Each line holding the string "text" is to be copied from the data.

##########

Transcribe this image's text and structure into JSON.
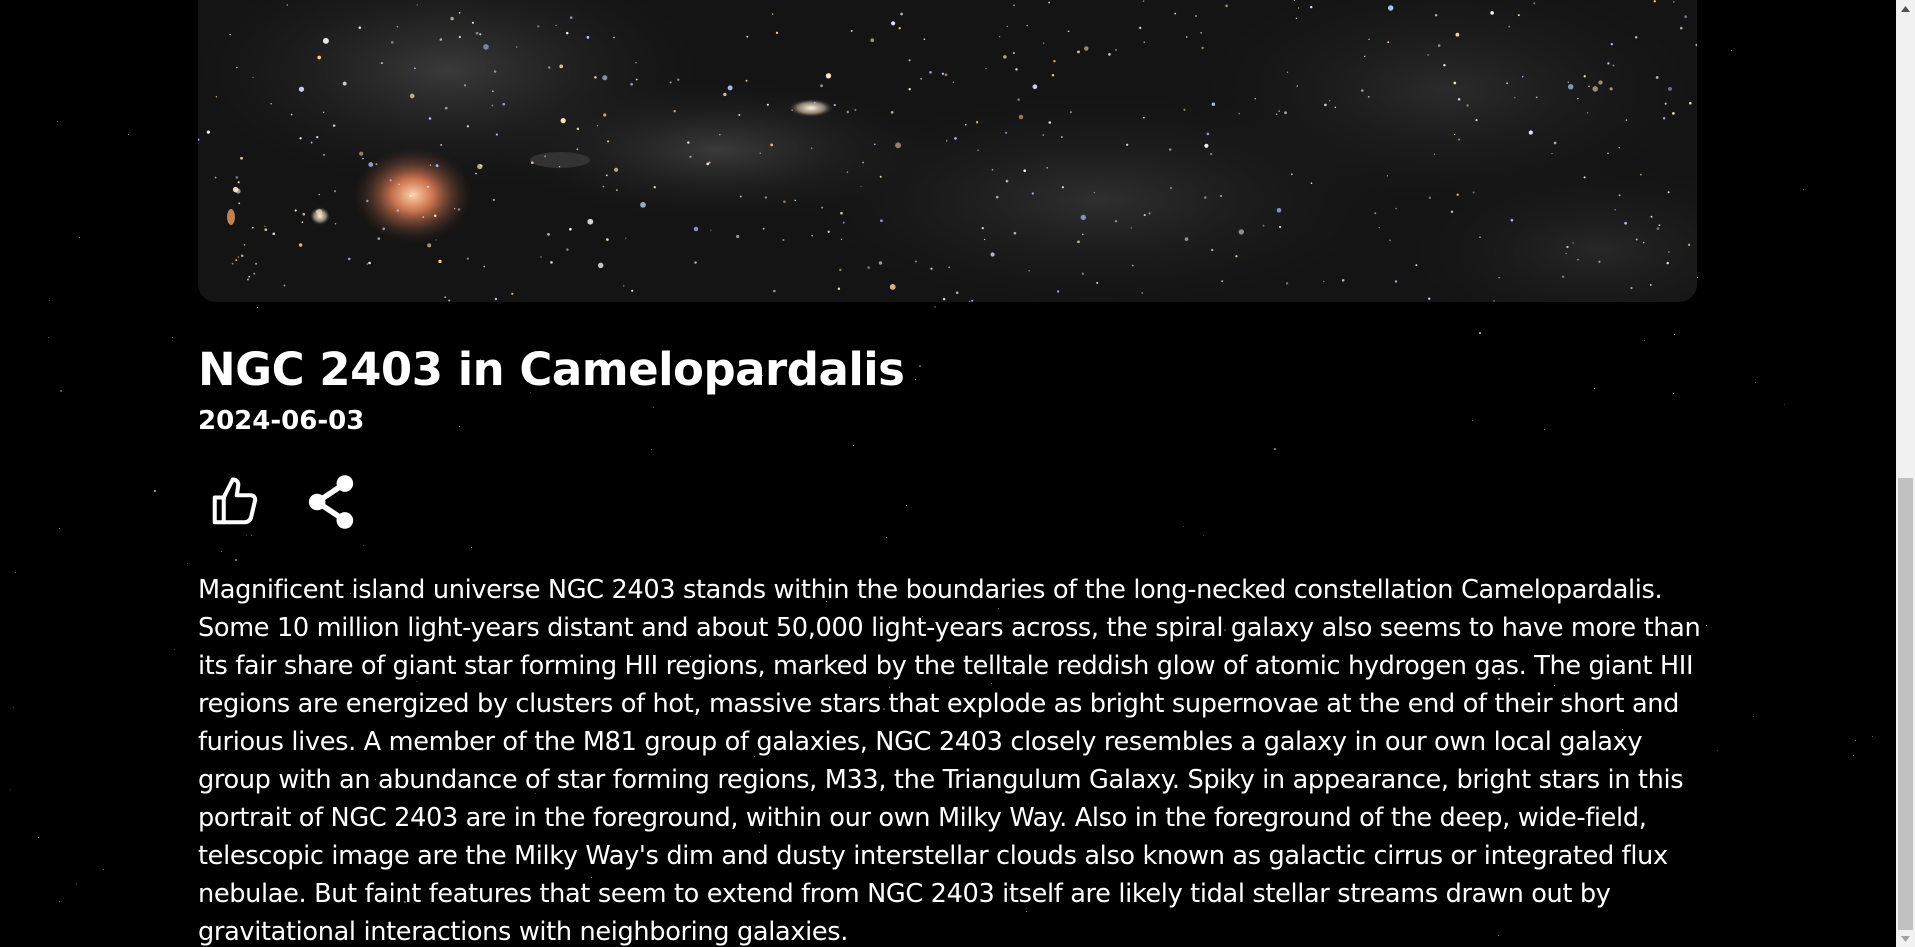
{
  "apod": {
    "title": "NGC 2403 in Camelopardalis",
    "date": "2024-06-03",
    "explanation": "Magnificent island universe NGC 2403 stands within the boundaries of the long-necked constellation Camelopardalis. Some 10 million light-years distant and about 50,000 light-years across, the spiral galaxy also seems to have more than its fair share of giant star forming HII regions, marked by the telltale reddish glow of atomic hydrogen gas. The giant HII regions are energized by clusters of hot, massive stars that explode as bright supernovae at the end of their short and furious lives. A member of the M81 group of galaxies, NGC 2403 closely resembles a galaxy in our own local galaxy group with an abundance of star forming regions, M33, the Triangulum Galaxy. Spiky in appearance, bright stars in this portrait of NGC 2403 are in the foreground, within our own Milky Way. Also in the foreground of the deep, wide-field, telescopic image are the Milky Way's dim and dusty interstellar clouds also known as galactic cirrus or integrated flux nebulae. But faint features that seem to extend from NGC 2403 itself are likely tidal stellar streams drawn out by gravitational interactions with neighboring galaxies."
  },
  "actions": {
    "like_icon": "thumbs-up-icon",
    "share_icon": "share-icon"
  },
  "colors": {
    "background": "#000000",
    "text": "#ffffff",
    "scrollbar_track": "#f1f1f1",
    "scrollbar_thumb": "#c1c1c1"
  }
}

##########

WRITTEN ANSWER
Transcribe this image's text and structure into JSON.
    "text": "#ffffff",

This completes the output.